■ **Task instructions**
Output all entries precisely and leave out the pictures.

■ **The data**
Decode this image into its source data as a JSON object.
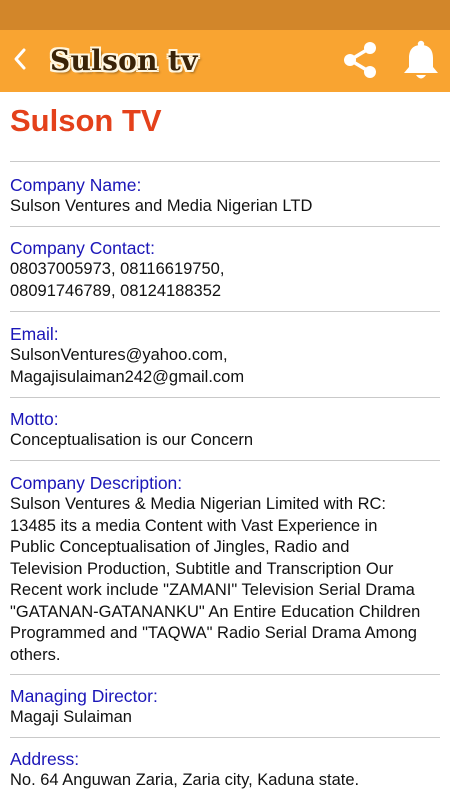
{
  "app_bar": {
    "logo_text": "Sulson tv",
    "back_icon": "chevron-left-icon",
    "share_icon": "share-icon",
    "bell_icon": "bell-icon"
  },
  "colors": {
    "status_bar": "#d2862a",
    "app_bar": "#f9a431",
    "title": "#e4411b",
    "label": "#1b16b8",
    "value": "#111111"
  },
  "page": {
    "title": "Sulson TV"
  },
  "fields": {
    "company_name": {
      "label": "Company Name:",
      "value": "Sulson Ventures and Media Nigerian LTD"
    },
    "company_contact": {
      "label": "Company Contact:",
      "value": "08037005973, 08116619750,\n08091746789, 08124188352"
    },
    "email": {
      "label": "Email:",
      "value": "SulsonVentures@yahoo.com,\nMagajisulaiman242@gmail.com"
    },
    "motto": {
      "label": "Motto:",
      "value": "Conceptualisation is our Concern"
    },
    "company_description": {
      "label": "Company Description:",
      "value": "Sulson Ventures & Media Nigerian Limited with RC:\n13485 its a media Content with Vast Experience in\nPublic Conceptualisation of Jingles, Radio and\nTelevision Production, Subtitle and Transcription Our\nRecent work include \"ZAMANI\" Television Serial Drama\n\"GATANAN-GATANANKU\" An Entire Education Children\nProgrammed and \"TAQWA\" Radio Serial Drama Among\nothers."
    },
    "managing_director": {
      "label": "Managing Director:",
      "value": "Magaji Sulaiman"
    },
    "address": {
      "label": "Address:",
      "value": "No. 64 Anguwan Zaria, Zaria city, Kaduna state."
    }
  }
}
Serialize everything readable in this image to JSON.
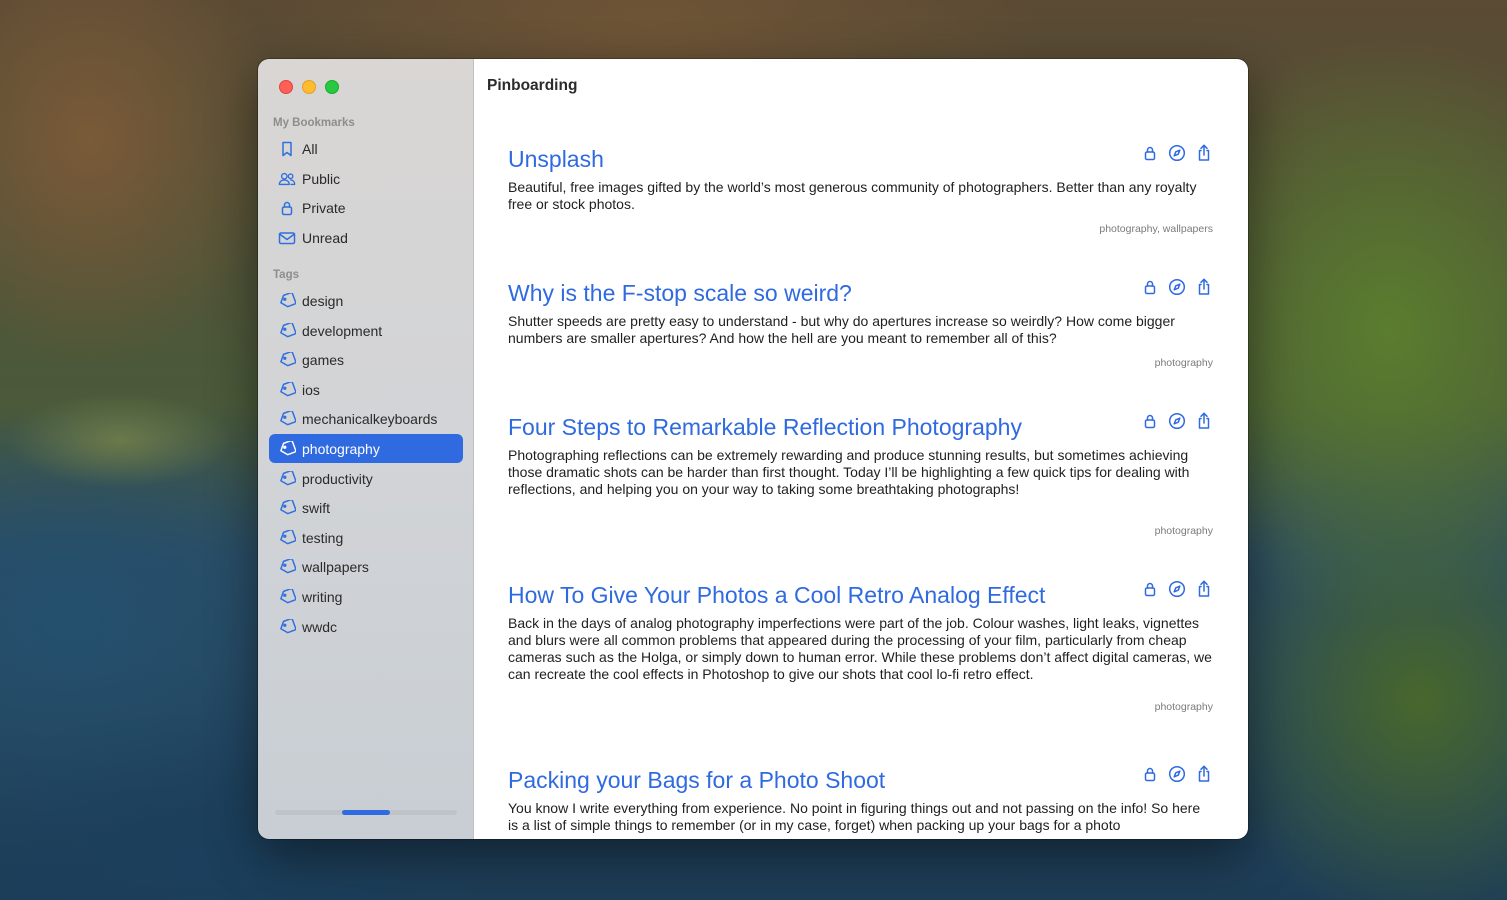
{
  "window": {
    "title": "Pinboarding"
  },
  "sidebar": {
    "bookmarks_header": "My Bookmarks",
    "bookmarks": [
      {
        "label": "All",
        "icon": "bookmark-icon"
      },
      {
        "label": "Public",
        "icon": "people-icon"
      },
      {
        "label": "Private",
        "icon": "lock-icon"
      },
      {
        "label": "Unread",
        "icon": "envelope-icon"
      }
    ],
    "tags_header": "Tags",
    "tags": [
      {
        "label": "design",
        "icon": "tag-icon"
      },
      {
        "label": "development",
        "icon": "tag-icon"
      },
      {
        "label": "games",
        "icon": "tag-icon"
      },
      {
        "label": "ios",
        "icon": "tag-icon"
      },
      {
        "label": "mechanicalkeyboards",
        "icon": "tag-icon"
      },
      {
        "label": "photography",
        "icon": "tag-icon",
        "selected": true
      },
      {
        "label": "productivity",
        "icon": "tag-icon"
      },
      {
        "label": "swift",
        "icon": "tag-icon"
      },
      {
        "label": "testing",
        "icon": "tag-icon"
      },
      {
        "label": "wallpapers",
        "icon": "tag-icon"
      },
      {
        "label": "writing",
        "icon": "tag-icon"
      },
      {
        "label": "wwdc",
        "icon": "tag-icon"
      }
    ],
    "scroll_position": 0.5
  },
  "bookmarks": [
    {
      "title": "Unsplash",
      "description": "Beautiful, free images gifted by the world’s most generous community of photographers. Better than any royalty free or stock photos.",
      "tags": "photography, wallpapers"
    },
    {
      "title": "Why is the F-stop scale so weird?",
      "description": "Shutter speeds are pretty easy to understand - but why do apertures increase so weirdly? How come bigger numbers are smaller apertures? And how the hell are you meant to remember all of this?",
      "tags": "photography"
    },
    {
      "title": "Four Steps to Remarkable Reflection Photography",
      "description": "Photographing reflections can be extremely rewarding and produce stunning results, but sometimes achieving those dramatic shots can be harder than first thought. Today I’ll be highlighting a few quick tips for dealing with reflections, and helping you on your way to taking some breathtaking photographs!",
      "tags": "photography"
    },
    {
      "title": "How To Give Your Photos a Cool Retro Analog Effect",
      "description": "Back in the days of analog photography imperfections were part of the job. Colour washes, light leaks, vignettes and blurs were all common problems that appeared during the processing of your film, particularly from cheap cameras such as the Holga, or simply down to human error. While these problems don’t affect digital cameras, we can recreate the cool effects in Photoshop to give our shots that cool lo-fi retro effect.",
      "tags": "photography"
    },
    {
      "title": "Packing your Bags for a Photo Shoot",
      "description": "You know I write everything from experience. No point in figuring things out and not passing on the info! So here is a list of simple things to remember (or in my case, forget) when packing up your bags for a photo",
      "tags": ""
    }
  ],
  "colors": {
    "accent": "#2f6ae0",
    "selection": "#2f6ae0"
  }
}
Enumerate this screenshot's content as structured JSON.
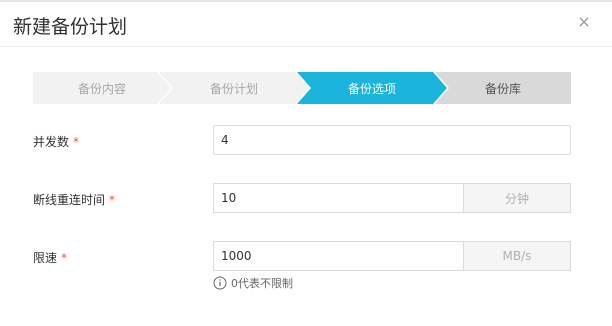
{
  "dialog": {
    "title": "新建备份计划",
    "close_icon": "close-icon"
  },
  "steps": [
    {
      "label": "备份内容",
      "state": "done"
    },
    {
      "label": "备份计划",
      "state": "done"
    },
    {
      "label": "备份选项",
      "state": "active"
    },
    {
      "label": "备份库",
      "state": "pending"
    }
  ],
  "colors": {
    "active_step": "#1ab4dc",
    "done_step": "#f2f2f2",
    "pending_step": "#d9d9d9",
    "required_mark": "#e85a3c"
  },
  "form": {
    "concurrency": {
      "label": "并发数",
      "required": "*",
      "value": "4"
    },
    "reconnect": {
      "label": "断线重连时间",
      "required": "*",
      "value": "10",
      "unit": "分钟"
    },
    "rate_limit": {
      "label": "限速",
      "required": "*",
      "value": "1000",
      "unit": "MB/s",
      "hint": "0代表不限制",
      "hint_icon": "info-icon"
    }
  }
}
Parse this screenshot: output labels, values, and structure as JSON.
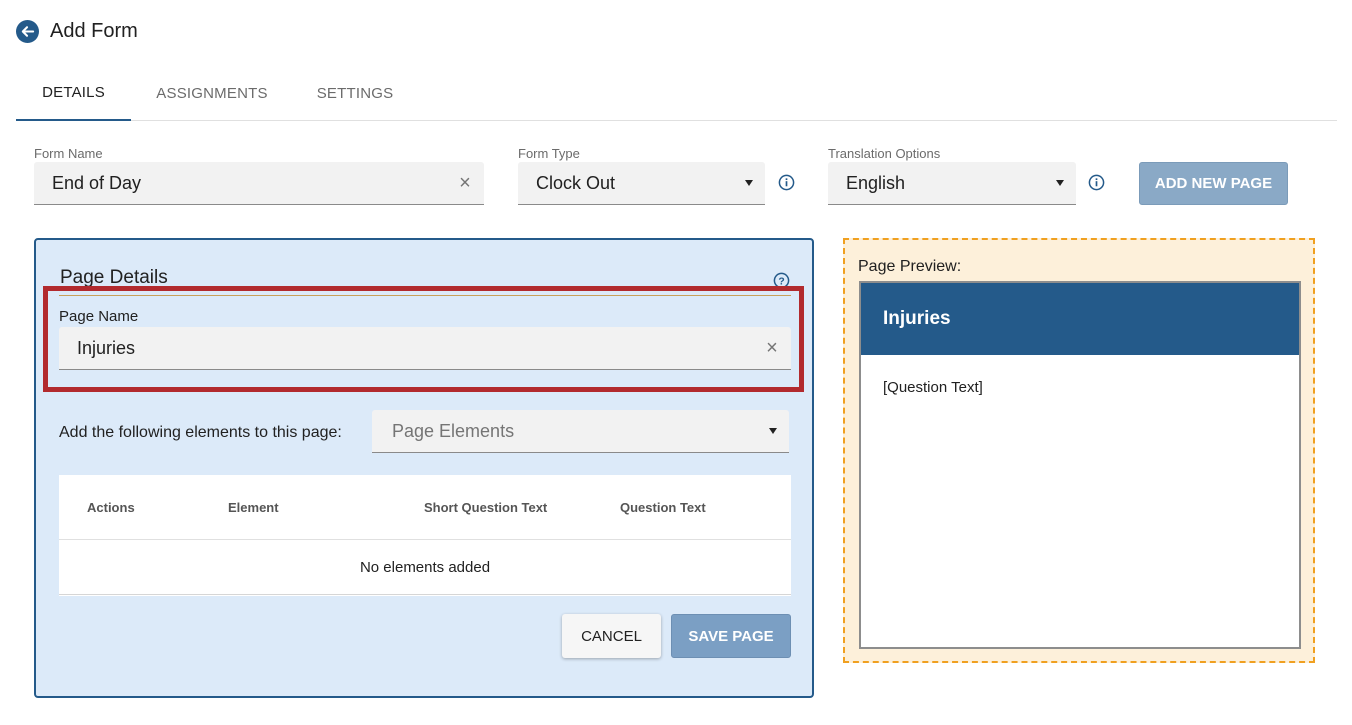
{
  "header": {
    "title": "Add Form",
    "back_icon": "arrow-left-icon"
  },
  "tabs": [
    {
      "label": "DETAILS",
      "active": true
    },
    {
      "label": "ASSIGNMENTS",
      "active": false
    },
    {
      "label": "SETTINGS",
      "active": false
    }
  ],
  "form": {
    "name": {
      "label": "Form Name",
      "value": "End of Day"
    },
    "type": {
      "label": "Form Type",
      "value": "Clock Out"
    },
    "translation": {
      "label": "Translation Options",
      "value": "English"
    },
    "add_page_label": "ADD NEW PAGE"
  },
  "page_details": {
    "title": "Page Details",
    "page_name": {
      "label": "Page Name",
      "value": "Injuries"
    },
    "elements_prompt": "Add the following elements to this page:",
    "elements_select_placeholder": "Page Elements",
    "table": {
      "columns": [
        "Actions",
        "Element",
        "Short Question Text",
        "Question Text"
      ],
      "empty_text": "No elements added"
    },
    "cancel_label": "CANCEL",
    "save_label": "SAVE PAGE"
  },
  "preview": {
    "label": "Page Preview:",
    "page_title": "Injuries",
    "question_text": "[Question Text]"
  },
  "colors": {
    "brand": "#245a8a",
    "button_disabled": "#8aa9c6",
    "panel_bg": "#dceaf9",
    "preview_bg": "#fdf0da",
    "preview_border": "#f0a020",
    "highlight": "#b22a2e"
  }
}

■ **Answer to the exercise**
Decode this image into its source data as a JSON object.
{
  "app_bar": {
    "logo_text": "Sulson tv",
    "back_icon": "chevron-left-icon",
    "share_icon": "share-icon",
    "bell_icon": "bell-icon"
  },
  "colors": {
    "status_bar": "#d2862a",
    "app_bar": "#f9a431",
    "title": "#e4411b",
    "label": "#1b16b8",
    "value": "#111111"
  },
  "page": {
    "title": "Sulson TV"
  },
  "fields": {
    "company_name": {
      "label": "Company Name:",
      "value": "Sulson Ventures and Media Nigerian LTD"
    },
    "company_contact": {
      "label": "Company Contact:",
      "value": "08037005973, 08116619750,\n08091746789, 08124188352"
    },
    "email": {
      "label": "Email:",
      "value": "SulsonVentures@yahoo.com,\nMagajisulaiman242@gmail.com"
    },
    "motto": {
      "label": "Motto:",
      "value": "Conceptualisation is our Concern"
    },
    "company_description": {
      "label": "Company Description:",
      "value": "Sulson Ventures & Media Nigerian Limited with RC:\n13485 its a media Content with Vast Experience in\nPublic Conceptualisation of Jingles, Radio and\nTelevision Production, Subtitle and Transcription Our\nRecent work include \"ZAMANI\" Television Serial Drama\n\"GATANAN-GATANANKU\" An Entire Education Children\nProgrammed and \"TAQWA\" Radio Serial Drama Among\nothers."
    },
    "managing_director": {
      "label": "Managing Director:",
      "value": "Magaji Sulaiman"
    },
    "address": {
      "label": "Address:",
      "value": "No. 64 Anguwan Zaria, Zaria city, Kaduna state."
    }
  }
}
Serialize everything readable in this image to JSON.
{
  "window": {
    "title": "Pinboarding"
  },
  "sidebar": {
    "bookmarks_header": "My Bookmarks",
    "bookmarks": [
      {
        "label": "All",
        "icon": "bookmark-icon"
      },
      {
        "label": "Public",
        "icon": "people-icon"
      },
      {
        "label": "Private",
        "icon": "lock-icon"
      },
      {
        "label": "Unread",
        "icon": "envelope-icon"
      }
    ],
    "tags_header": "Tags",
    "tags": [
      {
        "label": "design",
        "icon": "tag-icon"
      },
      {
        "label": "development",
        "icon": "tag-icon"
      },
      {
        "label": "games",
        "icon": "tag-icon"
      },
      {
        "label": "ios",
        "icon": "tag-icon"
      },
      {
        "label": "mechanicalkeyboards",
        "icon": "tag-icon"
      },
      {
        "label": "photography",
        "icon": "tag-icon",
        "selected": true
      },
      {
        "label": "productivity",
        "icon": "tag-icon"
      },
      {
        "label": "swift",
        "icon": "tag-icon"
      },
      {
        "label": "testing",
        "icon": "tag-icon"
      },
      {
        "label": "wallpapers",
        "icon": "tag-icon"
      },
      {
        "label": "writing",
        "icon": "tag-icon"
      },
      {
        "label": "wwdc",
        "icon": "tag-icon"
      }
    ],
    "scroll_position": 0.5
  },
  "bookmarks": [
    {
      "title": "Unsplash",
      "description": "Beautiful, free images gifted by the world’s most generous community of photographers. Better than any royalty free or stock photos.",
      "tags": "photography, wallpapers"
    },
    {
      "title": "Why is the F-stop scale so weird?",
      "description": "Shutter speeds are pretty easy to understand - but why do apertures increase so weirdly? How come bigger numbers are smaller apertures? And how the hell are you meant to remember all of this?",
      "tags": "photography"
    },
    {
      "title": "Four Steps to Remarkable Reflection Photography",
      "description": "Photographing reflections can be extremely rewarding and produce stunning results, but sometimes achieving those dramatic shots can be harder than first thought. Today I’ll be highlighting a few quick tips for dealing with reflections, and helping you on your way to taking some breathtaking photographs!",
      "tags": "photography"
    },
    {
      "title": "How To Give Your Photos a Cool Retro Analog Effect",
      "description": "Back in the days of analog photography imperfections were part of the job. Colour washes, light leaks, vignettes and blurs were all common problems that appeared during the processing of your film, particularly from cheap cameras such as the Holga, or simply down to human error. While these problems don’t affect digital cameras, we can recreate the cool effects in Photoshop to give our shots that cool lo-fi retro effect.",
      "tags": "photography"
    },
    {
      "title": "Packing your Bags for a Photo Shoot",
      "description": "You know I write everything from experience. No point in figuring things out and not passing on the info! So here is a list of simple things to remember (or in my case, forget) when packing up your bags for a photo",
      "tags": ""
    }
  ],
  "colors": {
    "accent": "#2f6ae0",
    "selection": "#2f6ae0"
  }
}
Enumerate this screenshot's content as structured JSON.
{
  "dialog": {
    "title": "新建备份计划",
    "close_icon": "close-icon"
  },
  "steps": [
    {
      "label": "备份内容",
      "state": "done"
    },
    {
      "label": "备份计划",
      "state": "done"
    },
    {
      "label": "备份选项",
      "state": "active"
    },
    {
      "label": "备份库",
      "state": "pending"
    }
  ],
  "colors": {
    "active_step": "#1ab4dc",
    "done_step": "#f2f2f2",
    "pending_step": "#d9d9d9",
    "required_mark": "#e85a3c"
  },
  "form": {
    "concurrency": {
      "label": "并发数",
      "required": "*",
      "value": "4"
    },
    "reconnect": {
      "label": "断线重连时间",
      "required": "*",
      "value": "10",
      "unit": "分钟"
    },
    "rate_limit": {
      "label": "限速",
      "required": "*",
      "value": "1000",
      "unit": "MB/s",
      "hint": "0代表不限制",
      "hint_icon": "info-icon"
    }
  }
}
Parse this screenshot: output labels, values, and structure as JSON.
{
  "header": {
    "title": "Add Form",
    "back_icon": "arrow-left-icon"
  },
  "tabs": [
    {
      "label": "DETAILS",
      "active": true
    },
    {
      "label": "ASSIGNMENTS",
      "active": false
    },
    {
      "label": "SETTINGS",
      "active": false
    }
  ],
  "form": {
    "name": {
      "label": "Form Name",
      "value": "End of Day"
    },
    "type": {
      "label": "Form Type",
      "value": "Clock Out"
    },
    "translation": {
      "label": "Translation Options",
      "value": "English"
    },
    "add_page_label": "ADD NEW PAGE"
  },
  "page_details": {
    "title": "Page Details",
    "page_name": {
      "label": "Page Name",
      "value": "Injuries"
    },
    "elements_prompt": "Add the following elements to this page:",
    "elements_select_placeholder": "Page Elements",
    "table": {
      "columns": [
        "Actions",
        "Element",
        "Short Question Text",
        "Question Text"
      ],
      "empty_text": "No elements added"
    },
    "cancel_label": "CANCEL",
    "save_label": "SAVE PAGE"
  },
  "preview": {
    "label": "Page Preview:",
    "page_title": "Injuries",
    "question_text": "[Question Text]"
  },
  "colors": {
    "brand": "#245a8a",
    "button_disabled": "#8aa9c6",
    "panel_bg": "#dceaf9",
    "preview_bg": "#fdf0da",
    "preview_border": "#f0a020",
    "highlight": "#b22a2e"
  }
}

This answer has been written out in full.